_THE TASK_
Write out the records again, exactly, leaving none out.
[Start of section]
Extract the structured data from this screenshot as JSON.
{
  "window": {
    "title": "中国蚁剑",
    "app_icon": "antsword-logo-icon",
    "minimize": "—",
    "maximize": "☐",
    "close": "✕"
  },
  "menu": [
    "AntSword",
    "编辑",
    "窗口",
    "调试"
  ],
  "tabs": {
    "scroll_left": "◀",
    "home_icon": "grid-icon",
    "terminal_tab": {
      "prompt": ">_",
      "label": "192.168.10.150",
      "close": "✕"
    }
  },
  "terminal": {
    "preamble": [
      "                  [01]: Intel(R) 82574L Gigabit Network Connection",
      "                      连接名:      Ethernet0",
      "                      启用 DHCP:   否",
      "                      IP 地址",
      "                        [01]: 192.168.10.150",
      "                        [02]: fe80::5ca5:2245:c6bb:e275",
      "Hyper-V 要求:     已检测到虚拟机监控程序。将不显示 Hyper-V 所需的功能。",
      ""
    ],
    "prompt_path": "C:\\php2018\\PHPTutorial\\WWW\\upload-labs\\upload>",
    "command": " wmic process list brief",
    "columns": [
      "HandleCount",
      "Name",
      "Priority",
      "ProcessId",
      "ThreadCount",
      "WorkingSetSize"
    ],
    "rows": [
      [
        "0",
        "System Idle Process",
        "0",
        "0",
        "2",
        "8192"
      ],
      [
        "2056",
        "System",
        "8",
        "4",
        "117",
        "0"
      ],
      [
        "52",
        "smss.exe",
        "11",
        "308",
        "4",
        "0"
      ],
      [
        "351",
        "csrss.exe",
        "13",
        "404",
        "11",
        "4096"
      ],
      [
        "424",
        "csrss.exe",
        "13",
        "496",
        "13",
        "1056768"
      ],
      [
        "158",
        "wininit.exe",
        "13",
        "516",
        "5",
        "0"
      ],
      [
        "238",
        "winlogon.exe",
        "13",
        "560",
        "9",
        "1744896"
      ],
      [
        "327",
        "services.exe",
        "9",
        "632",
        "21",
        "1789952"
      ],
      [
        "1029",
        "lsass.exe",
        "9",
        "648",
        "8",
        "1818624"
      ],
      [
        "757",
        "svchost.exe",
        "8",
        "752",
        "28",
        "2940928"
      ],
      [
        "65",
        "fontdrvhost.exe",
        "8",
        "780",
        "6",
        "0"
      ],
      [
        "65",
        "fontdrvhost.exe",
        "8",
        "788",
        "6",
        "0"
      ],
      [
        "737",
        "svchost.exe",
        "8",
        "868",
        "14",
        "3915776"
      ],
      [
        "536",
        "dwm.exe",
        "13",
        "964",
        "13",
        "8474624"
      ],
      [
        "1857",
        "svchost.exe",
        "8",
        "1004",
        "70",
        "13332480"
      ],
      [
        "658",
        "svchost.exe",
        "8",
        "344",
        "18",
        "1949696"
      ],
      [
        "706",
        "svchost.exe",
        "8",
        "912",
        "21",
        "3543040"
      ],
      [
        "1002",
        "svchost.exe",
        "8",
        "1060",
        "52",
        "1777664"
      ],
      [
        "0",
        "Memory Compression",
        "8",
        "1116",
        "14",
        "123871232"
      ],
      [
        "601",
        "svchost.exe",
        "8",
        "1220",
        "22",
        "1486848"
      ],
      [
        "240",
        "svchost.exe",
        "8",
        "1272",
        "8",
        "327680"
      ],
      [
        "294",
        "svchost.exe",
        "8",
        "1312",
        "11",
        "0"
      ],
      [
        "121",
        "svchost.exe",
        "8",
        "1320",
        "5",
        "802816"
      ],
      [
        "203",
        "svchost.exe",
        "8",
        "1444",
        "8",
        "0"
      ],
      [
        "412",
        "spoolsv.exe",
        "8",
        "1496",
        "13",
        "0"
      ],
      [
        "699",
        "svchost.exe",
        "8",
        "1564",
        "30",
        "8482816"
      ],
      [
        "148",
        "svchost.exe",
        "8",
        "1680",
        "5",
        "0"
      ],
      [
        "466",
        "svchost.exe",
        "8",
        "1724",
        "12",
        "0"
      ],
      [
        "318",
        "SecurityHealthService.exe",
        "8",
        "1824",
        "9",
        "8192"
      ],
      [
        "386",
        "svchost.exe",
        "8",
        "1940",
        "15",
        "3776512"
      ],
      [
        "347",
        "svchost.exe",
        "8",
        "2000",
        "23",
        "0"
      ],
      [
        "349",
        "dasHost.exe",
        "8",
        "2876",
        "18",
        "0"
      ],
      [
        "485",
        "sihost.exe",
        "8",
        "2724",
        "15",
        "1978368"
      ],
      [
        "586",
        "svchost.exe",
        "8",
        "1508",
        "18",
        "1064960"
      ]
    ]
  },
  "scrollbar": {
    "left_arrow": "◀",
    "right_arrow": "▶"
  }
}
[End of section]
_RESPONSE_
Extract the structured data from this screenshot as JSON.
{
  "window": {
    "title": "中国蚁剑",
    "app_icon": "antsword-logo-icon",
    "minimize": "—",
    "maximize": "☐",
    "close": "✕"
  },
  "menu": [
    "AntSword",
    "编辑",
    "窗口",
    "调试"
  ],
  "tabs": {
    "scroll_left": "◀",
    "home_icon": "grid-icon",
    "terminal_tab": {
      "prompt": ">_",
      "label": "192.168.10.150",
      "close": "✕"
    }
  },
  "terminal": {
    "preamble": [
      "                  [01]: Intel(R) 82574L Gigabit Network Connection",
      "                      连接名:      Ethernet0",
      "                      启用 DHCP:   否",
      "                      IP 地址",
      "                        [01]: 192.168.10.150",
      "                        [02]: fe80::5ca5:2245:c6bb:e275",
      "Hyper-V 要求:     已检测到虚拟机监控程序。将不显示 Hyper-V 所需的功能。",
      ""
    ],
    "prompt_path": "C:\\php2018\\PHPTutorial\\WWW\\upload-labs\\upload>",
    "command": " wmic process list brief",
    "columns": [
      "HandleCount",
      "Name",
      "Priority",
      "ProcessId",
      "ThreadCount",
      "WorkingSetSize"
    ],
    "rows": [
      [
        "0",
        "System Idle Process",
        "0",
        "0",
        "2",
        "8192"
      ],
      [
        "2056",
        "System",
        "8",
        "4",
        "117",
        "0"
      ],
      [
        "52",
        "smss.exe",
        "11",
        "308",
        "4",
        "0"
      ],
      [
        "351",
        "csrss.exe",
        "13",
        "404",
        "11",
        "4096"
      ],
      [
        "424",
        "csrss.exe",
        "13",
        "496",
        "13",
        "1056768"
      ],
      [
        "158",
        "wininit.exe",
        "13",
        "516",
        "5",
        "0"
      ],
      [
        "238",
        "winlogon.exe",
        "13",
        "560",
        "9",
        "1744896"
      ],
      [
        "327",
        "services.exe",
        "9",
        "632",
        "21",
        "1789952"
      ],
      [
        "1029",
        "lsass.exe",
        "9",
        "648",
        "8",
        "1818624"
      ],
      [
        "757",
        "svchost.exe",
        "8",
        "752",
        "28",
        "2940928"
      ],
      [
        "65",
        "fontdrvhost.exe",
        "8",
        "780",
        "6",
        "0"
      ],
      [
        "65",
        "fontdrvhost.exe",
        "8",
        "788",
        "6",
        "0"
      ],
      [
        "737",
        "svchost.exe",
        "8",
        "868",
        "14",
        "3915776"
      ],
      [
        "536",
        "dwm.exe",
        "13",
        "964",
        "13",
        "8474624"
      ],
      [
        "1857",
        "svchost.exe",
        "8",
        "1004",
        "70",
        "13332480"
      ],
      [
        "658",
        "svchost.exe",
        "8",
        "344",
        "18",
        "1949696"
      ],
      [
        "706",
        "svchost.exe",
        "8",
        "912",
        "21",
        "3543040"
      ],
      [
        "1002",
        "svchost.exe",
        "8",
        "1060",
        "52",
        "1777664"
      ],
      [
        "0",
        "Memory Compression",
        "8",
        "1116",
        "14",
        "123871232"
      ],
      [
        "601",
        "svchost.exe",
        "8",
        "1220",
        "22",
        "1486848"
      ],
      [
        "240",
        "svchost.exe",
        "8",
        "1272",
        "8",
        "327680"
      ],
      [
        "294",
        "svchost.exe",
        "8",
        "1312",
        "11",
        "0"
      ],
      [
        "121",
        "svchost.exe",
        "8",
        "1320",
        "5",
        "802816"
      ],
      [
        "203",
        "svchost.exe",
        "8",
        "1444",
        "8",
        "0"
      ],
      [
        "412",
        "spoolsv.exe",
        "8",
        "1496",
        "13",
        "0"
      ],
      [
        "699",
        "svchost.exe",
        "8",
        "1564",
        "30",
        "8482816"
      ],
      [
        "148",
        "svchost.exe",
        "8",
        "1680",
        "5",
        "0"
      ],
      [
        "466",
        "svchost.exe",
        "8",
        "1724",
        "12",
        "0"
      ],
      [
        "318",
        "SecurityHealthService.exe",
        "8",
        "1824",
        "9",
        "8192"
      ],
      [
        "386",
        "svchost.exe",
        "8",
        "1940",
        "15",
        "3776512"
      ],
      [
        "347",
        "svchost.exe",
        "8",
        "2000",
        "23",
        "0"
      ],
      [
        "349",
        "dasHost.exe",
        "8",
        "2876",
        "18",
        "0"
      ],
      [
        "485",
        "sihost.exe",
        "8",
        "2724",
        "15",
        "1978368"
      ],
      [
        "586",
        "svchost.exe",
        "8",
        "1508",
        "18",
        "1064960"
      ]
    ]
  },
  "scrollbar": {
    "left_arrow": "◀",
    "right_arrow": "▶"
  }
}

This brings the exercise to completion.